February 7, 2019

Material ConneXion’s Dr. Andrew Dent Shares Exciting Developments at Innovation Conference

Innovation Conference speaker Dr. Andrew Dent of Material ConneXion. Photography by Erik Bardin.

Concluding Interior Design’s first Innovation Conference, Dr. Andrew Dent spoke about his research into exciting developments in material sciences and how these developments will shape the emerging landscape of 21st century design. The executive vice president of research at Material ConneXion, a SANDOW brand, has spent 20 years sourcing materials for a range of different uses.

“The advantage of working in such a wide range of industries is that you start to see patterns,” he said. “The trends that you find in one industry will actually come up in another as well. There are macro trends that come from assessing the entire world of materials.”

He broke these trends down into four categories: breakthroughs in the natural world, new patterns and textures, solutions for waste, and high-tech solutions. The presentation became a show-and-tell when Dr. Dent revealed that samples of materials from each category were hidden in bags on the guests’ dining tables. As he explained the advantages of each material, guests were able to explore the fascinating materials firsthand, such as Vantablack, the blackest man-made substance in the world.

Interior Design‘s Innovation Conference attendees look over groundbreaking materials provided by Material ConneXion. Photography by Erik Bardin.

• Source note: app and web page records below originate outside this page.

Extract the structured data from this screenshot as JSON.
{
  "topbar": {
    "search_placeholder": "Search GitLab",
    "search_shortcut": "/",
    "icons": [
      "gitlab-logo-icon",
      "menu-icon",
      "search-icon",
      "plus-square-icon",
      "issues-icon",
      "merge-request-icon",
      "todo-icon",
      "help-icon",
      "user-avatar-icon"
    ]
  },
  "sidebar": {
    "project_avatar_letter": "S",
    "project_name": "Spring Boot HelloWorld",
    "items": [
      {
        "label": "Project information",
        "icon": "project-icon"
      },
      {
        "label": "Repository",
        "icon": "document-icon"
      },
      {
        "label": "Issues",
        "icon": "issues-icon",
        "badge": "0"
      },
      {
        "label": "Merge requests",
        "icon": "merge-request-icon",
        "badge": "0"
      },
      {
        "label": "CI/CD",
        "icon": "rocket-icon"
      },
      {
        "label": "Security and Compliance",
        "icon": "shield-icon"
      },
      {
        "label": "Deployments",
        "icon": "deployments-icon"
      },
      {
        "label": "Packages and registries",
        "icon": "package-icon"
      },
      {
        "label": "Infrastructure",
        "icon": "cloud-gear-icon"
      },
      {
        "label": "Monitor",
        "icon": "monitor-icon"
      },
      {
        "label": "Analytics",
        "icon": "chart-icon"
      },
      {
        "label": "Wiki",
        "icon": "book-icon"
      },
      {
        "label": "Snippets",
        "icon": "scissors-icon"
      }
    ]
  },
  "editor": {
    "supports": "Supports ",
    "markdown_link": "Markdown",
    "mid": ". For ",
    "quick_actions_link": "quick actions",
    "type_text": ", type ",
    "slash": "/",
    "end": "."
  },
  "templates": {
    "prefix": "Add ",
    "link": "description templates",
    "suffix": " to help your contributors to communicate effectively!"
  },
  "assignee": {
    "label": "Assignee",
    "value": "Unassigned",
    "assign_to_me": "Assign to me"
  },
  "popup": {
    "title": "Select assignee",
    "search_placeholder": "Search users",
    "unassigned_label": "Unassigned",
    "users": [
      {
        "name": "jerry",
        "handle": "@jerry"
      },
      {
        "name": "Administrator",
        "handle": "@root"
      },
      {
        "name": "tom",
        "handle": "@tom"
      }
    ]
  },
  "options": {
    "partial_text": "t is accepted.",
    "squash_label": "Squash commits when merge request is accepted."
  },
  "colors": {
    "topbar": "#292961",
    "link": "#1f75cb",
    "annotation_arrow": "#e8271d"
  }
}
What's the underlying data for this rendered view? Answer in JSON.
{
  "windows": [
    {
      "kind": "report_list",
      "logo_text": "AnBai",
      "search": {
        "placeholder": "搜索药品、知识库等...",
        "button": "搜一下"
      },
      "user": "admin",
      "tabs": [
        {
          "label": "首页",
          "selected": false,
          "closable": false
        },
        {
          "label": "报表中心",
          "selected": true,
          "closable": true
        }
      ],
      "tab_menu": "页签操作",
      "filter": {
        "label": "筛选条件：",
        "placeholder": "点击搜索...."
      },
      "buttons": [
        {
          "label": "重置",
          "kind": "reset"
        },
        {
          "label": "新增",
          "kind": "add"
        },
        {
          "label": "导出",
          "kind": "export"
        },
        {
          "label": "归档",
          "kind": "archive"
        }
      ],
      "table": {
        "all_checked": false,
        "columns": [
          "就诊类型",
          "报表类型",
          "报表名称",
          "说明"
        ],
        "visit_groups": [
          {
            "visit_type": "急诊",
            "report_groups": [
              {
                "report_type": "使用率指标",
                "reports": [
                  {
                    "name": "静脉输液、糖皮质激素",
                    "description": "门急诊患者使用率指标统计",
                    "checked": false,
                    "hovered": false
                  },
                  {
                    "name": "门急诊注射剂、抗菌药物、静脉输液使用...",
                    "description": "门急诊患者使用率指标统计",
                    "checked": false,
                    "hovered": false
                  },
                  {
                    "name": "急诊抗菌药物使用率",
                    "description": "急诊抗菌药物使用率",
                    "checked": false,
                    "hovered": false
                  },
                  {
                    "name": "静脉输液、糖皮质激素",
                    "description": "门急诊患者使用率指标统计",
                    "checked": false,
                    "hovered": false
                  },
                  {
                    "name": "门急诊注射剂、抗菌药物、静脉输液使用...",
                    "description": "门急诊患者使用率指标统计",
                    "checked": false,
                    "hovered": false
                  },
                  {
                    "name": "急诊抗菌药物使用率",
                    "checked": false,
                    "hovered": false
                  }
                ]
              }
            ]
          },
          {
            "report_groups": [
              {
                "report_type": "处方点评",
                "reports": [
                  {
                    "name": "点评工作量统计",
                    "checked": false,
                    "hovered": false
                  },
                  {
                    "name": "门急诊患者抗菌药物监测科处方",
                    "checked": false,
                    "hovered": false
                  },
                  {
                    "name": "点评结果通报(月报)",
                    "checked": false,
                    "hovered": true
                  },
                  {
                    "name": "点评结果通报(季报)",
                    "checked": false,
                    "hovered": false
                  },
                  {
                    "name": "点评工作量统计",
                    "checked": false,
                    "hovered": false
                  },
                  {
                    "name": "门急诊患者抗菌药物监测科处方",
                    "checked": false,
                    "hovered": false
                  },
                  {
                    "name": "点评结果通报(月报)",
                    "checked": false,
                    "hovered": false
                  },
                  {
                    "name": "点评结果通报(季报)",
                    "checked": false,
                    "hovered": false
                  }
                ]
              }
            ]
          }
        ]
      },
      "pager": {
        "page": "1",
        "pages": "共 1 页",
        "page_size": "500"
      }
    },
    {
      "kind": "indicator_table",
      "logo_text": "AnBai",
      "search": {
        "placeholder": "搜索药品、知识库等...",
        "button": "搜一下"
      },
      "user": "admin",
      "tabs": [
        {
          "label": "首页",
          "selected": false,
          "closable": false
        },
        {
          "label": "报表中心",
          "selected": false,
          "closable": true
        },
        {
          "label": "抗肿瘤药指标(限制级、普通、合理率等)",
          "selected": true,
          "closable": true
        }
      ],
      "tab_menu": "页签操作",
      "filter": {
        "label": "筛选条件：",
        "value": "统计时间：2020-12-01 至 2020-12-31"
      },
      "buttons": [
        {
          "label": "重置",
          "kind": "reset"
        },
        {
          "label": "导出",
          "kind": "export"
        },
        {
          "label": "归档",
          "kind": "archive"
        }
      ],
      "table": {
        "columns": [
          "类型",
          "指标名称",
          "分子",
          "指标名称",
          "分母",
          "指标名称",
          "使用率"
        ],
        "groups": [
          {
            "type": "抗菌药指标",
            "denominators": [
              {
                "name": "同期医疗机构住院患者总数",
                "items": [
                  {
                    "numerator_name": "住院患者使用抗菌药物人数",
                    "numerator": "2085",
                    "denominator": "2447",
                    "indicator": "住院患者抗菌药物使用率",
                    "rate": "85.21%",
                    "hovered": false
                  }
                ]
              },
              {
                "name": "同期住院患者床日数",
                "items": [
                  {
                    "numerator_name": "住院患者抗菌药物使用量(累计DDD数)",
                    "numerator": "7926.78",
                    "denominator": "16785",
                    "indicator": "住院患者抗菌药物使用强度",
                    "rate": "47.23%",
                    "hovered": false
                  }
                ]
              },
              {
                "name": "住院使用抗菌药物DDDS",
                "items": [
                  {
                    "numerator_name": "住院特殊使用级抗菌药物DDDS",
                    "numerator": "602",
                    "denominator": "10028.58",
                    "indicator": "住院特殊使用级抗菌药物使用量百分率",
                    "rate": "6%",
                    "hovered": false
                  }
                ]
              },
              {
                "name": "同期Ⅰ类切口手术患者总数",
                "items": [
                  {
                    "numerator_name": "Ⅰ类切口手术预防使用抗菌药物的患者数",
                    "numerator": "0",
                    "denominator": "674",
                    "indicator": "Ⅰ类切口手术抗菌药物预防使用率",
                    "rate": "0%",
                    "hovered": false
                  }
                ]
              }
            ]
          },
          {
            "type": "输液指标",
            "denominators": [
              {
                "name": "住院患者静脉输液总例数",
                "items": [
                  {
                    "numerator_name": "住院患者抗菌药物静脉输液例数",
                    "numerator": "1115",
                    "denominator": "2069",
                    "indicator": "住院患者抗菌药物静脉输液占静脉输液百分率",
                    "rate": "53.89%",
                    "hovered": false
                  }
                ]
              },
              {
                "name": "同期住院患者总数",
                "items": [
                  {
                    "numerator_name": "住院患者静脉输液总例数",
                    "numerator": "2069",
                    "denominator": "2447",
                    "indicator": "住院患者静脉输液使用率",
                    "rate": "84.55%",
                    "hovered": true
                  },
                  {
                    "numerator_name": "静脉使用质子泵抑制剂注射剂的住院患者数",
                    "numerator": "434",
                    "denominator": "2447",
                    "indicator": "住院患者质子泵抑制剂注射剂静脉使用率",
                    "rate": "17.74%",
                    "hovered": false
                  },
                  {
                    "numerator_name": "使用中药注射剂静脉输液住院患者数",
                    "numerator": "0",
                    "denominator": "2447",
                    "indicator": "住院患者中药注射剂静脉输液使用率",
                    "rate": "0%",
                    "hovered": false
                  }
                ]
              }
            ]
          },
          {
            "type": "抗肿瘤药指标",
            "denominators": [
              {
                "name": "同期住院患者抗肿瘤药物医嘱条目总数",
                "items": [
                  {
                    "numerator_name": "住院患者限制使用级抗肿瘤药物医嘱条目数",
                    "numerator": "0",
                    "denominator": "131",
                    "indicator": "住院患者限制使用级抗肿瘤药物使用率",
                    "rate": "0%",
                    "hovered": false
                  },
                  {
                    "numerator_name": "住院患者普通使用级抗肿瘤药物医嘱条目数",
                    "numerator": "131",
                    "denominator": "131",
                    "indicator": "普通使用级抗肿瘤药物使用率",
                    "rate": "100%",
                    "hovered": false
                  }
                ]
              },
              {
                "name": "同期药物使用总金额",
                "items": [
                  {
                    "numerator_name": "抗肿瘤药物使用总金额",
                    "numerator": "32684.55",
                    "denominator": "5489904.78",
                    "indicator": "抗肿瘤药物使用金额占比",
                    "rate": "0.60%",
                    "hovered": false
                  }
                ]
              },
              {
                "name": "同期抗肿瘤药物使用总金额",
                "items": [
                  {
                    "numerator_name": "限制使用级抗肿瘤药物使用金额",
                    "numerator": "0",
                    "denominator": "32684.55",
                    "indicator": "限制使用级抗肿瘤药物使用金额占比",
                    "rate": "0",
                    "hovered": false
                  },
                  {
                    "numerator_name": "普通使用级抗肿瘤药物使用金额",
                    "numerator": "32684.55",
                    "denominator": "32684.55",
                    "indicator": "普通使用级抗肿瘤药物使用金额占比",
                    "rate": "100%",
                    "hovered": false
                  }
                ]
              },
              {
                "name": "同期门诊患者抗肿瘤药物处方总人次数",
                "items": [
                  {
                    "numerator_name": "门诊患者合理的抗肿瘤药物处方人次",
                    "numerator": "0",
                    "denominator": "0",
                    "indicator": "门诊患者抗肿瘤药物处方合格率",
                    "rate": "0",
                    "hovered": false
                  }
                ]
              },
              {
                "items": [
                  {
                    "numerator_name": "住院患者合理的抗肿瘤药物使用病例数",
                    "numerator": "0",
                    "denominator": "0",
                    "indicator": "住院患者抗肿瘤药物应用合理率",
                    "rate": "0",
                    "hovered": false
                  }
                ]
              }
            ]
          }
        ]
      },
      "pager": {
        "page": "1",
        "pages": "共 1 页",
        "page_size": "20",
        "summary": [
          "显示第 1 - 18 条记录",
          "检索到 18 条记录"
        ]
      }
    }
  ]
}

Like the conference at large, sustainability was a recurring theme in Dent’s presentation. Wax water bottles with an added chemical pose an alternative to plastic that will biodegrade in mere months. An organization called Gumdrop collects used gum, cleans it, and makes it into shoes and even coffee cups. Advances in robotic clothing manufacturing introduce a solution to the oversaturated market and outdated process of fashion production.

Overall, Dr. Dent encouraged designers to have hope in the future of materials, whether those applications are large or small.

“Sometimes, there are false starts, sometimes there are great successes,” he said. “But I am optimistic about the future because of the way we are thinking differently about the materials that we use.”

Recent DesignWire